"The captain addressed substandard performance by a few, and praised outstanding work by the rest. That's not quotas. That's leadership."

But a police source said Cardona has ordered that every transit cop write 12 summonses per month - drawing the ire of the city's largest police union.

"Management can call them whatever they want, but when punitive action follows a failure to write a target number of summonses, then it is an illegal quota," said Patrick Lynch, president of the Patrolmen's Benevolent Association. "Quotas are bad because they can interfere with our ability to fight serious crime and make for poor police-community relations."

In January, a city arbitrator ruled that the NYPD had an illegal ticket-quota system in the 75th Precinct in East New York, Brooklyn.

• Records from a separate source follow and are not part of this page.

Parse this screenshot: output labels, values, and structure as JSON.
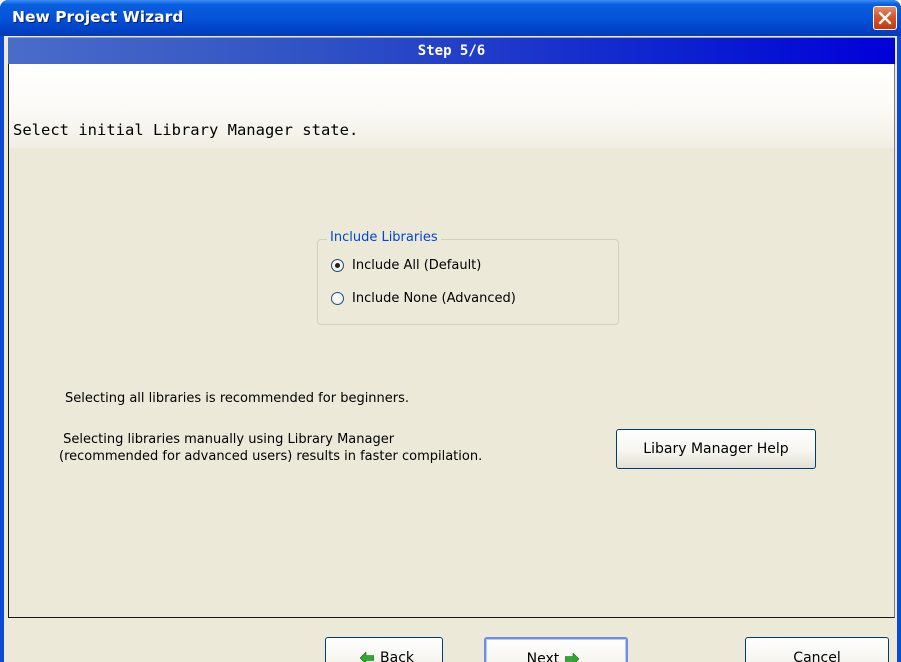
{
  "window": {
    "title": "New Project Wizard",
    "close_icon": "close-icon"
  },
  "step": {
    "label": "Step 5/6"
  },
  "header": {
    "text": "Select initial Library Manager state."
  },
  "libraries": {
    "group_label": "Include Libraries",
    "options": [
      {
        "label": "Include All (Default)",
        "selected": true
      },
      {
        "label": "Include None (Advanced)",
        "selected": false
      }
    ]
  },
  "info": {
    "line1": "Selecting all libraries is recommended for beginners.",
    "line2": " Selecting libraries manually using Library Manager\n(recommended for advanced users) results in faster compilation."
  },
  "help_button": {
    "label": "Libary Manager Help"
  },
  "footer": {
    "back": {
      "mnemonic": "B",
      "rest": "ack"
    },
    "next": {
      "mnemonic": "N",
      "rest": "ext"
    },
    "cancel": {
      "mnemonic": "C",
      "rest": "ancel"
    }
  },
  "colors": {
    "titlebar": "#0453d8",
    "step_bar_end": "#0000d8",
    "client_bg": "#ece9d8",
    "group_label": "#0046d5",
    "arrow_green": "#2ea82e"
  }
}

PBA officials have argued that police supervisors have imposed quotas in some fashion all across the city - charges that NYPD brass have strongly denied.

However, a cop assigned to Transit District 11 said officers in subways hide out in unmarked transit offices, janitor closets and bathrooms - peering out doors and windows to catch turnstile jumpers and other scofflaws.

"I've done it myself," the cop said. "It's pretty easy. Nine out of 10 of them don't run."

Preventing the crimes before they happen is not encouraged, the cop said.

"We could stand out there and prevent it, but then no one would jump the turnstile," he said. "If you want to get your numbers, you have to catch them in the act."